In response to a comment I made awhile back about being a “remote” member to the associations I’ve joined, someone said, “All members are remote.”
Not exactly. As an MSAE member (Michigan chapter of ASAE) in Lansing, I was local to the organization’s office. I could be on the premises to help as a volunteer within ten minutes. I watched for the events that were held in the office or in town to see if my schedule would permit me to attend. I felt connected.
But because I was outside the DC area, I didn’t feel as connected to ASAE. I volunteered on “remote” projects — helping with Associopedia’s original content, writing for the PD enewsletter, serving as a chat leader for the eLearning Conference.
Now, living on the road, I’m not only remote to those associations (and the eLearning Guild, and other associations I’m a member of), but I’m mobile as well.
I’m on the move.
So you’d think I’d be the idea target audience for mobile learning (“m-learning”).
m-Learning has been trending for awhile as a way to deliver training via cell phones. It’s a great way to get JIT (just-in-time) nuggets of information, data, and training to folks on the go.
- Sales people can access updated training on the newest features of the products or services they sell — in the cab on the way to their next appointment.
- Consultants can quickly learn about the latest advances in their clients’ key industry before walking down the hall and into the meeting room.
The possibilities are endless!
But don’t design your m-learning strategy with someone like me in mind.
All tech and adoption issues aside (how readable is some of that stuff on those tiny screens, anyway — especially to older eyes?), there’s a more fundamental reason I’m not your model learner:
I’m remote and I’m mobile, but I don’t use my cell phone for anything other than the occasional call.
Sounds old-fashioned, I know.
But the fact is, those maps you see floating over people’s heads in TV commercials still show a lot of white, empty reception areas.
We’ve been on the road for nearly a year and often find ourselves in places where there is no cell phone reception.
Or getting reception requires going someplace like the top of a hill:
Yes, I’m probably in the minority. My situation is probably unique.
But maybe not. How well do you know your members?
Too often we’re quick to make assumptions about what our members want and need.

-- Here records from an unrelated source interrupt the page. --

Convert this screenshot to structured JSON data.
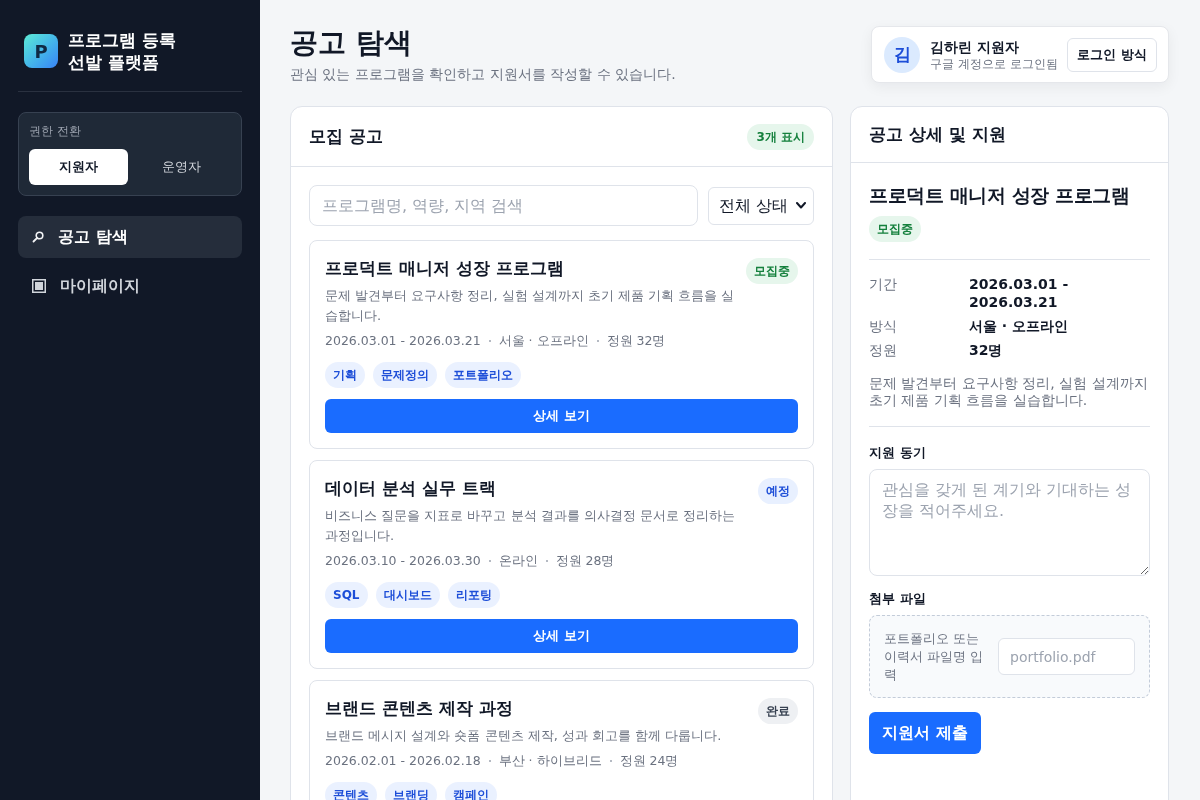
{
  "sidebar": {
    "logo": "P",
    "brand_lines": [
      "프로그램 등록",
      "선발 플랫폼"
    ],
    "role_switch": {
      "label": "권한 전환",
      "options": [
        {
          "label": "지원자",
          "selected": true
        },
        {
          "label": "운영자",
          "selected": false
        }
      ]
    },
    "nav": [
      {
        "label": "공고 탐색",
        "selected": true
      },
      {
        "label": "마이페이지",
        "selected": false
      }
    ]
  },
  "header": {
    "title": "공고 탐색",
    "subtitle": "관심 있는 프로그램을 확인하고 지원서를 작성할 수 있습니다."
  },
  "user": {
    "avatar": "김",
    "name": "김하린 지원자",
    "login_note": "구글 계정으로 로그인됨",
    "button": "로그인 방식"
  },
  "listings": {
    "title": "모집 공고",
    "count_badge": "3개 표시",
    "search": {
      "placeholder": "프로그램명, 역량, 지역 검색"
    },
    "status_filter": "전체 상태",
    "cards": [
      {
        "title": "프로덕트 매니저 성장 프로그램",
        "status": {
          "text": "모집중",
          "kind": "open"
        },
        "description": "문제 발견부터 요구사항 정리, 실험 설계까지 초기 제품 기획 흐름을 실습합니다.",
        "meta": [
          "2026.03.01 - 2026.03.21",
          "서울 · 오프라인",
          "정원 32명"
        ],
        "tags": [
          "기획",
          "문제정의",
          "포트폴리오"
        ],
        "button": "상세 보기"
      },
      {
        "title": "데이터 분석 실무 트랙",
        "status": {
          "text": "예정",
          "kind": "upcoming"
        },
        "description": "비즈니스 질문을 지표로 바꾸고 분석 결과를 의사결정 문서로 정리하는 과정입니다.",
        "meta": [
          "2026.03.10 - 2026.03.30",
          "온라인",
          "정원 28명"
        ],
        "tags": [
          "SQL",
          "대시보드",
          "리포팅"
        ],
        "button": "상세 보기"
      },
      {
        "title": "브랜드 콘텐츠 제작 과정",
        "status": {
          "text": "완료",
          "kind": "done"
        },
        "description": "브랜드 메시지 설계와 숏폼 콘텐츠 제작, 성과 회고를 함께 다룹니다.",
        "meta": [
          "2026.02.01 - 2026.02.18",
          "부산 · 하이브리드",
          "정원 24명"
        ],
        "tags": [
          "콘텐츠",
          "브랜딩",
          "캠페인"
        ]
      }
    ]
  },
  "detail": {
    "title": "공고 상세 및 지원",
    "program": {
      "title": "프로덕트 매니저 성장 프로그램",
      "status": {
        "text": "모집중",
        "kind": "open"
      },
      "fields": [
        {
          "label": "기간",
          "value": "2026.03.01 - 2026.03.21"
        },
        {
          "label": "방식",
          "value": "서울 · 오프라인"
        },
        {
          "label": "정원",
          "value": "32명"
        }
      ],
      "description": "문제 발견부터 요구사항 정리, 실험 설계까지 초기 제품 기획 흐름을 실습합니다."
    },
    "form": {
      "motivation": {
        "label": "지원 동기",
        "placeholder": "관심을 갖게 된 계기와 기대하는 성장을 적어주세요."
      },
      "attachment": {
        "label": "첨부 파일",
        "hint": "포트폴리오 또는 이력서 파일명 입력",
        "placeholder": "portfolio.pdf"
      },
      "submit": "지원서 제출"
    }
  }
}
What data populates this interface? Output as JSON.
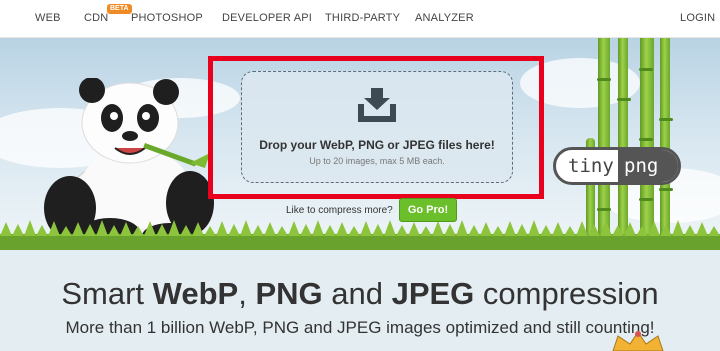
{
  "nav": {
    "items": [
      "WEB",
      "CDN",
      "PHOTOSHOP",
      "DEVELOPER API",
      "THIRD-PARTY",
      "ANALYZER"
    ],
    "cdn_badge": "BETA",
    "login": "LOGIN"
  },
  "upload": {
    "title": "Drop your WebP, PNG or JPEG files here!",
    "subtitle": "Up to 20 images, max 5 MB each.",
    "icon": "download-tray-icon"
  },
  "logo": {
    "part1": "tiny",
    "part2": "png"
  },
  "promo": {
    "text": "Like to compress more?",
    "button": "Go Pro!"
  },
  "headline": {
    "part1": "Smart ",
    "bold1": "WebP",
    "part2": ", ",
    "bold2": "PNG",
    "part3": " and ",
    "bold3": "JPEG",
    "part4": " compression"
  },
  "subline": "More than 1 billion WebP, PNG and JPEG images optimized and still counting!",
  "colors": {
    "highlight": "#e8001c",
    "button": "#6bbf2b",
    "badge": "#f08a24"
  }
}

When you live in an environment, use your cell or iPad or Blackberry or other gadgets for certain tasks, it’s easy to assume that everyone else does the same thing. “Remote” and “mobile” might be connected, but they’re not the same thing.

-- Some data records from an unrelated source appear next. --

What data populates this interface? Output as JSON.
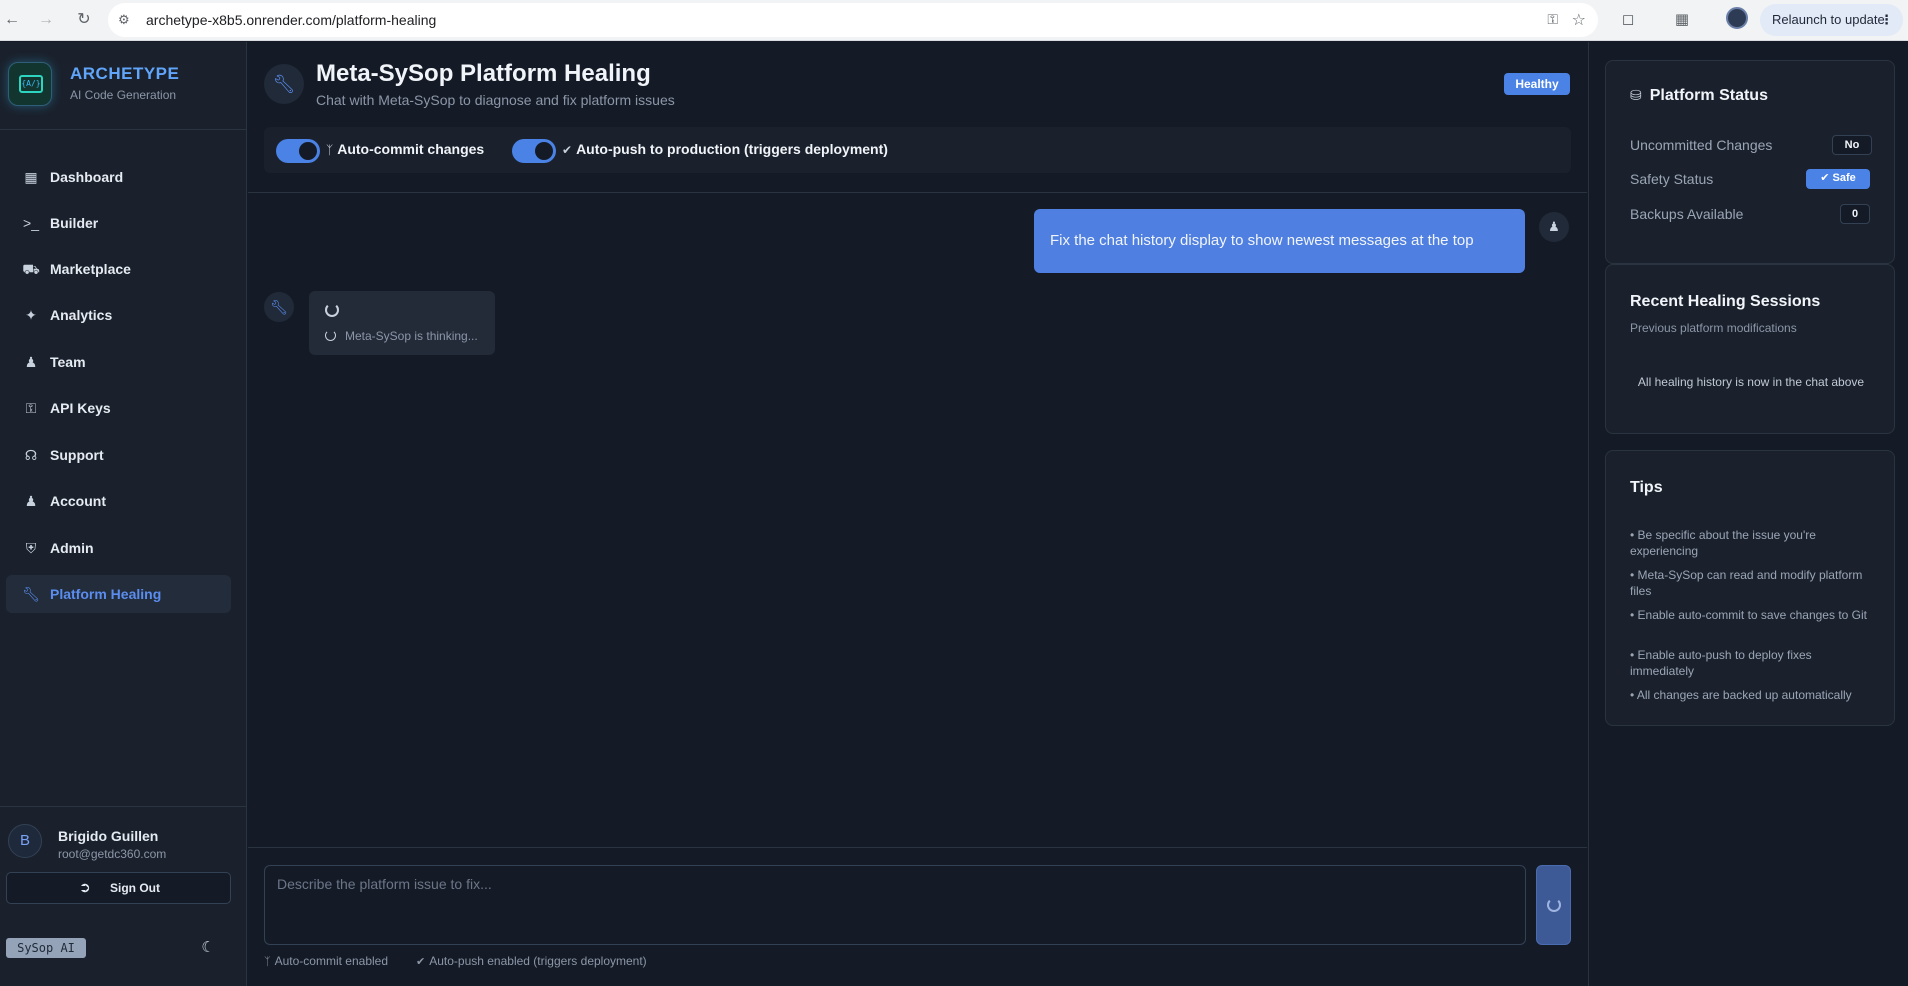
{
  "browser": {
    "url": "archetype-x8b5.onrender.com/platform-healing",
    "relaunch_label": "Relaunch to update"
  },
  "sidebar": {
    "brand": "ARCHETYPE",
    "brand_sub": "AI Code Generation",
    "logo_text": "{A/}",
    "items": [
      {
        "label": "Dashboard",
        "icon": "grid-icon"
      },
      {
        "label": "Builder",
        "icon": "terminal-icon"
      },
      {
        "label": "Marketplace",
        "icon": "cart-icon"
      },
      {
        "label": "Analytics",
        "icon": "sparkle-icon"
      },
      {
        "label": "Team",
        "icon": "users-icon"
      },
      {
        "label": "API Keys",
        "icon": "key-icon"
      },
      {
        "label": "Support",
        "icon": "headphones-icon"
      },
      {
        "label": "Account",
        "icon": "user-icon"
      },
      {
        "label": "Admin",
        "icon": "shield-icon"
      },
      {
        "label": "Platform Healing",
        "icon": "wrench-icon",
        "active": true
      }
    ],
    "user": {
      "initial": "B",
      "name": "Brigido Guillen",
      "email": "root@getdc360.com"
    },
    "signout_label": "Sign Out",
    "sysop_badge": "SySop AI"
  },
  "header": {
    "title": "Meta-SySop Platform Healing",
    "subtitle": "Chat with Meta-SySop to diagnose and fix platform issues",
    "status_badge": "Healthy"
  },
  "toggles": {
    "auto_commit": {
      "label": "Auto-commit changes",
      "on": true
    },
    "auto_push": {
      "label": "Auto-push to production (triggers deployment)",
      "on": true
    }
  },
  "chat": {
    "messages": [
      {
        "role": "user",
        "text": "Fix the chat history display to show newest messages at the top"
      }
    ],
    "thinking_text": "Meta-SySop is thinking...",
    "input_placeholder": "Describe the platform issue to fix...",
    "status_commit": "Auto-commit enabled",
    "status_push": "Auto-push enabled (triggers deployment)"
  },
  "platform_status": {
    "title": "Platform Status",
    "rows": [
      {
        "label": "Uncommitted Changes",
        "value": "No"
      },
      {
        "label": "Safety Status",
        "value": "Safe"
      },
      {
        "label": "Backups Available",
        "value": "0"
      }
    ]
  },
  "recent_sessions": {
    "title": "Recent Healing Sessions",
    "subtitle": "Previous platform modifications",
    "empty_text": "All healing history is now in the chat above"
  },
  "tips": {
    "title": "Tips",
    "items": [
      "• Be specific about the issue you're experiencing",
      "• Meta-SySop can read and modify platform files",
      "• Enable auto-commit to save changes to Git",
      "• Enable auto-push to deploy fixes immediately",
      "• All changes are backed up automatically"
    ]
  },
  "colors": {
    "accent": "#4a82e6",
    "background": "#151b26",
    "sidebar": "#1a212c"
  }
}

So before you spend a lot of time on m-learning, and especially before you make an investment in it, find out:
- who your mobile learners are

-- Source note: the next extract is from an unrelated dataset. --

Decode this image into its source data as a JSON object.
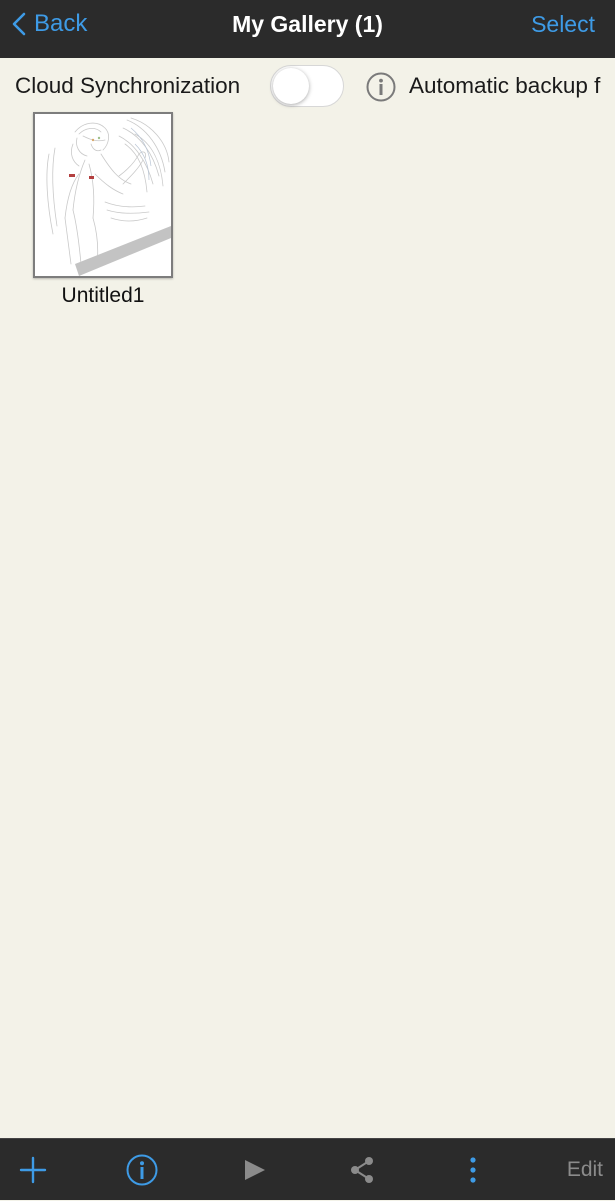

- whether there are enough of them to justify m-learning
- and if they’ll be able to access the m-learning you deliver
To do otherwise is to waste resources and create excitement or interest around something that just isn’t worth it. At least not yet.
Your time is better spent figuring out ways to keep your “remote” members feeling connected by giving them ways to contribute.